● **TASK BRIEF**: Down to the last line, repeat the entries exactly.

● **GIVEN DATA**:
* * *
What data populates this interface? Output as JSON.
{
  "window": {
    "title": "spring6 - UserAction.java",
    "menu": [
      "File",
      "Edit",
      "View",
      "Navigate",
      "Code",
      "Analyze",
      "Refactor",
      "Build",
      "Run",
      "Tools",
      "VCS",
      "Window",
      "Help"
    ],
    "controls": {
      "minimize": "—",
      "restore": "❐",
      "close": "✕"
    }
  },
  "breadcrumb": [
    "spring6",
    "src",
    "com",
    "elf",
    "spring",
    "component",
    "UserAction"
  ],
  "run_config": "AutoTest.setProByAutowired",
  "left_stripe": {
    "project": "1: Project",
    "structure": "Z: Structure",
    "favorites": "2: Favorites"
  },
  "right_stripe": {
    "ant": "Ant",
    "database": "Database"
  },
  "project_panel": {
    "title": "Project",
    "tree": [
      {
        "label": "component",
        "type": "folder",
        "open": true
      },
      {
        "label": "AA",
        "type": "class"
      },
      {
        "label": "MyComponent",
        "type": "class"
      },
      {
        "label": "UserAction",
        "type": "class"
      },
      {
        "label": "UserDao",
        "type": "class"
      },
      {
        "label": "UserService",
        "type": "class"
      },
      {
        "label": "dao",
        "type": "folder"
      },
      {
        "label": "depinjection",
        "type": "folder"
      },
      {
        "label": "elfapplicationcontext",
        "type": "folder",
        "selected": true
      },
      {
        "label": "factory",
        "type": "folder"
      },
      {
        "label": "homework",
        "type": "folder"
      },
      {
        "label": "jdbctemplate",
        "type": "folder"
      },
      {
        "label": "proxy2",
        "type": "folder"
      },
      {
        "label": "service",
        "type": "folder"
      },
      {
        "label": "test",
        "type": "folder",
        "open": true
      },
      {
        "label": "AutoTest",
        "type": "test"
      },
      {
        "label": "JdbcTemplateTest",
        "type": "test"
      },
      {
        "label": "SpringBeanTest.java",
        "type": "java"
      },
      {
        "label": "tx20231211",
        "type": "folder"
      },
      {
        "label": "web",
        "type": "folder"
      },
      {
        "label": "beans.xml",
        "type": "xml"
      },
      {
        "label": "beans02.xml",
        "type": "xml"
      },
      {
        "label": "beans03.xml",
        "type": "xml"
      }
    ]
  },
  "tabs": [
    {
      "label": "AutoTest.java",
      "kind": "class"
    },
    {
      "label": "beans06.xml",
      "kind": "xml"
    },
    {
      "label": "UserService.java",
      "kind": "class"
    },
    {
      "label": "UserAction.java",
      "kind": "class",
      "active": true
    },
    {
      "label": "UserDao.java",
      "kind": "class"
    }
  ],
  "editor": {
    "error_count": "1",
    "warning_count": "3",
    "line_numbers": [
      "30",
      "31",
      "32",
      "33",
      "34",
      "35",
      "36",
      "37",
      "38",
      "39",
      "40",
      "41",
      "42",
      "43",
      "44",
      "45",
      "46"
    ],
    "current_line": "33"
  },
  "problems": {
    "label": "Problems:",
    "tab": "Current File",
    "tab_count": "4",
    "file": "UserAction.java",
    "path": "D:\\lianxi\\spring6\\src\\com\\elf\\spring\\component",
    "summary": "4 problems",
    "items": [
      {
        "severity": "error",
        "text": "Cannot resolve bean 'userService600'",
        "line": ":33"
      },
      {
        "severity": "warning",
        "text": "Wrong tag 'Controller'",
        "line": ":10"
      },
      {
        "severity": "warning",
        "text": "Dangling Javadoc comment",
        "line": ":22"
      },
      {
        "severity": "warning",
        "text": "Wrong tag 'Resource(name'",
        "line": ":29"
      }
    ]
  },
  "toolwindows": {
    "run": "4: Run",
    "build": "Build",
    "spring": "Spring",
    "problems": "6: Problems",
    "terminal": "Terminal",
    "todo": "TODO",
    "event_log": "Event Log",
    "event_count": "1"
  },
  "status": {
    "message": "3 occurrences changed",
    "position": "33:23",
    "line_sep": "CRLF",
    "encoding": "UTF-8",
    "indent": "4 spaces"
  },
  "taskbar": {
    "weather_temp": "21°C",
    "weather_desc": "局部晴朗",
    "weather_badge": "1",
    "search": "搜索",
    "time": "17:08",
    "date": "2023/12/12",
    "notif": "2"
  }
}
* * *
● **OUTPUT FOR THIS TASK**:
What data populates this interface? Output as JSON.
{
  "window": {
    "title": "spring6 - UserAction.java",
    "menu": [
      "File",
      "Edit",
      "View",
      "Navigate",
      "Code",
      "Analyze",
      "Refactor",
      "Build",
      "Run",
      "Tools",
      "VCS",
      "Window",
      "Help"
    ],
    "controls": {
      "minimize": "—",
      "restore": "❐",
      "close": "✕"
    }
  },
  "breadcrumb": [
    "spring6",
    "src",
    "com",
    "elf",
    "spring",
    "component",
    "UserAction"
  ],
  "run_config": "AutoTest.setProByAutowired",
  "left_stripe": {
    "project": "1: Project",
    "structure": "Z: Structure",
    "favorites": "2: Favorites"
  },
  "right_stripe": {
    "ant": "Ant",
    "database": "Database"
  },
  "project_panel": {
    "title": "Project",
    "tree": [
      {
        "label": "component",
        "type": "folder",
        "open": true
      },
      {
        "label": "AA",
        "type": "class"
      },
      {
        "label": "MyComponent",
        "type": "class"
      },
      {
        "label": "UserAction",
        "type": "class"
      },
      {
        "label": "UserDao",
        "type": "class"
      },
      {
        "label": "UserService",
        "type": "class"
      },
      {
        "label": "dao",
        "type": "folder"
      },
      {
        "label": "depinjection",
        "type": "folder"
      },
      {
        "label": "elfapplicationcontext",
        "type": "folder",
        "selected": true
      },
      {
        "label": "factory",
        "type": "folder"
      },
      {
        "label": "homework",
        "type": "folder"
      },
      {
        "label": "jdbctemplate",
        "type": "folder"
      },
      {
        "label": "proxy2",
        "type": "folder"
      },
      {
        "label": "service",
        "type": "folder"
      },
      {
        "label": "test",
        "type": "folder",
        "open": true
      },
      {
        "label": "AutoTest",
        "type": "test"
      },
      {
        "label": "JdbcTemplateTest",
        "type": "test"
      },
      {
        "label": "SpringBeanTest.java",
        "type": "java"
      },
      {
        "label": "tx20231211",
        "type": "folder"
      },
      {
        "label": "web",
        "type": "folder"
      },
      {
        "label": "beans.xml",
        "type": "xml"
      },
      {
        "label": "beans02.xml",
        "type": "xml"
      },
      {
        "label": "beans03.xml",
        "type": "xml"
      }
    ]
  },
  "tabs": [
    {
      "label": "AutoTest.java",
      "kind": "class"
    },
    {
      "label": "beans06.xml",
      "kind": "xml"
    },
    {
      "label": "UserService.java",
      "kind": "class"
    },
    {
      "label": "UserAction.java",
      "kind": "class",
      "active": true
    },
    {
      "label": "UserDao.java",
      "kind": "class"
    }
  ],
  "editor": {
    "error_count": "1",
    "warning_count": "3",
    "line_numbers": [
      "30",
      "31",
      "32",
      "33",
      "34",
      "35",
      "36",
      "37",
      "38",
      "39",
      "40",
      "41",
      "42",
      "43",
      "44",
      "45",
      "46"
    ],
    "current_line": "33"
  },
  "problems": {
    "label": "Problems:",
    "tab": "Current File",
    "tab_count": "4",
    "file": "UserAction.java",
    "path": "D:\\lianxi\\spring6\\src\\com\\elf\\spring\\component",
    "summary": "4 problems",
    "items": [
      {
        "severity": "error",
        "text": "Cannot resolve bean 'userService600'",
        "line": ":33"
      },
      {
        "severity": "warning",
        "text": "Wrong tag 'Controller'",
        "line": ":10"
      },
      {
        "severity": "warning",
        "text": "Dangling Javadoc comment",
        "line": ":22"
      },
      {
        "severity": "warning",
        "text": "Wrong tag 'Resource(name'",
        "line": ":29"
      }
    ]
  },
  "toolwindows": {
    "run": "4: Run",
    "build": "Build",
    "spring": "Spring",
    "problems": "6: Problems",
    "terminal": "Terminal",
    "todo": "TODO",
    "event_log": "Event Log",
    "event_count": "1"
  },
  "status": {
    "message": "3 occurrences changed",
    "position": "33:23",
    "line_sep": "CRLF",
    "encoding": "UTF-8",
    "indent": "4 spaces"
  },
  "taskbar": {
    "weather_temp": "21°C",
    "weather_desc": "局部晴朗",
    "weather_badge": "1",
    "search": "搜索",
    "time": "17:08",
    "date": "2023/12/12",
    "notif": "2"
  }
}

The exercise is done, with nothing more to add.